Educational choice opponents frequently contend that parents would be unable to make good choices for their children because they lack information on school performance, and thus might choose for superficial reasons. But as legislation has given parents in some states a wider choice of schools for their children, information providers have stepped in to fill the new demand for information.
Consumer guides to schools are increasingly available to assist price- and quality-conscious buyers in making informed choices for their children, just as more familiar consumer guides provide information about Internet-ready computers, washing machines, and sport utility vehicles.
“There are very few parents who would select a doctor, lawyer, or church for their family simply because the facility was located nearby,” opens the Sutherland Institute’s guide to schools in Utah. “Parents should be just as careful about selecting the schools that their children will attend.” In Utah, parents may enroll their children in any public school in the state as long as they can provide transportation.
The Institute’s “Utah Schools at a Glance” provides basic facts about the quality of public and private schools, including religious schools. Among the data provided are enrollment figures, curriculum, cost per student, average class size, graduation rate, dropout rate, standardized test scores, ACT scores, and the percentage of seniors with four or more years of math and science.
While such statistical information provides insight into schools, the guide encourages parents to talk to school administrators, teachers, and currently enrolled students to get to know how their local schools operate. The guide also provides general information on choosing between public, private, and home schooling options, together with a list of contact organizations, private schools, and tutoring schools.
Choice accompanied by hard data is an “excellent” idea, comments educator E.D. Hirsch, who adds, “That’s like nutritional labeling on foods.”
In Colorado–which, like Utah, permits public school choice statewide–the Parent Information Center in Golden compiles data on nearly all of the state’s 176 public school districts. The Center produces a Report Card that grades schools based on the percentage of students achieving at or above grade level. Schools receive an “A” when at least two-thirds of the students perform at or above grade level, while in “F” schools only about one-third of the students perform that well. (See “Parent Information Center Provides Report Card on Colorado Schools,” School Reform News, April 1997.)

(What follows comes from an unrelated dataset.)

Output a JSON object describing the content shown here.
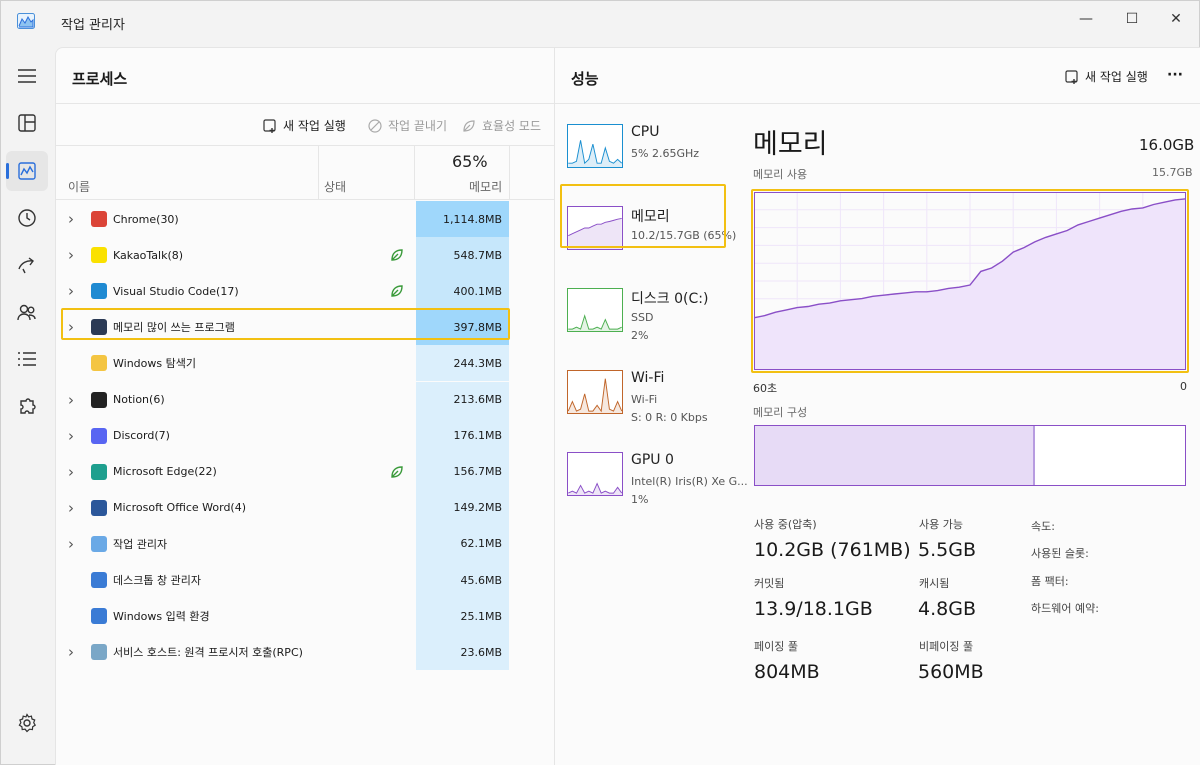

A somewhat different guide is available to parents in Connecticut, which permits public school choice within some districts. The Municipal Guide, published by the Hartford-based Connecticut Policy and Economic Council, provides information on local economies, spending, taxes, and schools in all of the state’s 169 cities and towns.
The Connecticut guide groups municipalities into six regions, allowing comparisons to be made among neighboring communities as well as against the statewide average. In addition to data on population, income, property taxes, and home prices, the guide also provides statistics on school enrollments, average teacher salaries, education spending, and the percentage of fourth-grade students meeting state goals in reading, writing, and mathematics.
As choice expands, the supply of guides is growing. Disturbed by the lack of readily accessible information about school performance in his state, last year William S. Rice published his own “School Scorecard” for the 364 public schools in and around St. Louis, Missouri. The Seattle Times published a guide to almost 100 high schools in Washington state last fall, and guides of various kinds also are available in Massachusetts, California, and New York City.
George A. Clowes is managing editor of School Reform News. His email address is [email protected].